Mary Martin-of-Tours Stephanie Hornett-Johnson
Mary Theresa Emma Denny
Mary Antoinette Elke Starr
Mary Celeste Carol Moss
Mary Francis Philippa Lucas
Mary Hava Rose Ali Morris
Mary Leontius Penny Parker
Mary Madonna-on-Tour Liz Stott
Mary Rose Hannah Millsted-Bowdery
Mary Ruth Katie Wilson
Mary Tia Maria Jenny Roe
The two Postulants Mary Anastasia and Mary Regulus were also well played by Sarah Coldwell and Fern Simmons.
The nuns' "cat's chorus" singing transformed by Deloris into a special choir was comic, moving and impressive. The director's use of the auditorium for exits and entrances drew the audience into the action and this now common action in theatre usually works well. The nuns and their individuality really made this show and I simply loved them!
Hannah Millsted-Bowdery and Penny Parker were Deloris's backing singers Michelle and Tina respectively, dancing and singing with energy and passion. The "reveal", when S M Mary Clarence owned up to actually being Deloris, a night club singer, was incredibly powerful.
Tom Gardner was Ernie, also a cab driver and flitted through the show playing various small roles effectively. Peter Calver was the wonderful Drag Queen , enjoying the cameo role almost as much as we who watched him. The Newscaster was played by Stephen Cox.
Frankly it is difficult for me to highlight special musical moments in this show, because the singing was so enjoyable. However, for sheer beauty of singing tone and emotional power these three stood apart - "Here within these Walls" and "I haven't got a Prayer" (Mother Superior) and "The Life I Never Led" (Deloris, Sister Mary Robert). All the ensemble singing was special; it would have revived a corpse, so lively was it!
Musical Director Steven Geraghty (also on keyboard) deserves enormous credit for his sterling work with this company. His seven piece band really did him proud, considering that it was in a very small area offstage right, hidden from the audience's view.

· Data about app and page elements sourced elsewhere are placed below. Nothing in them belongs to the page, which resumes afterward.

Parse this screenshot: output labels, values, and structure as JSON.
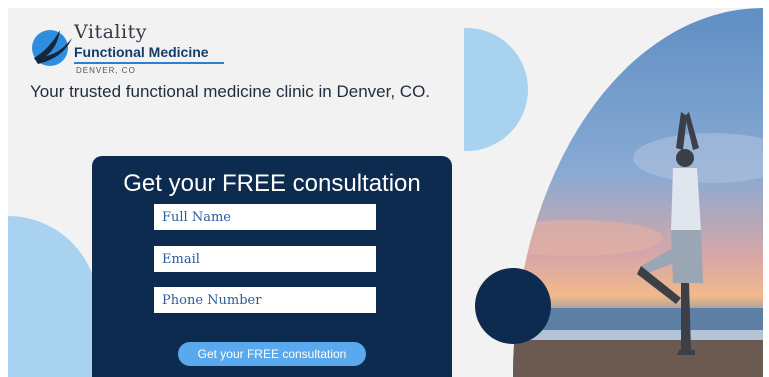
{
  "logo": {
    "script_text": "Vitality",
    "main_text": "Functional Medicine",
    "city_text": "DENVER, CO",
    "icon": "bird-icon"
  },
  "tagline": "Your trusted functional medicine clinic in Denver, CO.",
  "form": {
    "title": "Get your FREE consultation",
    "fields": {
      "full_name_placeholder": "Full Name",
      "email_placeholder": "Email",
      "phone_placeholder": "Phone Number"
    },
    "submit_label": "Get your FREE consultation"
  },
  "colors": {
    "navy": "#0d2b4e",
    "light_blue": "#a8d2f0",
    "button_blue": "#5aa9ec",
    "background": "#f2f2f2"
  }
}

Choreographer Catherine Blundell and her vibrantly danced routines made a huge contribution to this special show; "Take Me to Heaven", "Spread The Love Around" and "Raise Your voice" (Finale) would have melted an iceberg with their heat and sizzle.
Wardrobe was by Karen Ingham and Teresa Reed and the Dresser was Rachael Kitchen. Stephanie Hornett-Johnson was responsible for hair and make-up (besides being on stage as S.M. Martin-of-Tours). O.O.S. owe all these painstaking ladies a huge thank you - which I am certain they will have already received, many times over - the Nun's costumes and those of Deloris were particularly splendid.

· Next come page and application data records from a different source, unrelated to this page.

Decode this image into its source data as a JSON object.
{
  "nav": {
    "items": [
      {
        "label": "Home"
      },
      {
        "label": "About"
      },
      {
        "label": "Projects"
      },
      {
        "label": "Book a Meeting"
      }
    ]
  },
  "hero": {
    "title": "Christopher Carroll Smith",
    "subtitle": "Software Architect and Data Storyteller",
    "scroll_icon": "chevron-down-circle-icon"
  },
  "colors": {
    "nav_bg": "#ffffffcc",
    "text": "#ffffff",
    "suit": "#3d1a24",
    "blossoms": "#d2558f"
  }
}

I must praise the set, designed by the Director Sarah Morrison, which was inspirationally used and changed so splendidly by the in-house crew, be it Nightclub, Police Station, Confessional, Curtis' office, Mary Clarence's room, Mother Superior's office or Eddie's apartment, all scenes ran seamlessly. Sarah brought out Deloris' extrovert yet vulnerable personality and character, contrasting that in sculptured style with the serenity and grace of Mother Superior, the low life cunning of Curtis and the simple goodness of S.M. Robert. I believe that she will long be proud -and rightly so- of her inspirational direction of this vibrant show. Clever use of lighting (Carolyn Rowley) and sound (John Chinnock) also fitted seamlessly into the show and added much to the overall effect.
In my estimation all that prevents this most enjoyable show - though not the production - being ranked among the truly great musicals (eg South Pacific, Fiddler on the Roof, Oklahoma, Kiss me Kate, West Side Story and that ilk) is the absence of superb, even immortal melodies. Plot, characterisation, dance opportunity, energy and so much else, rank alongside the very best. As for this production and performance it was top marks all round.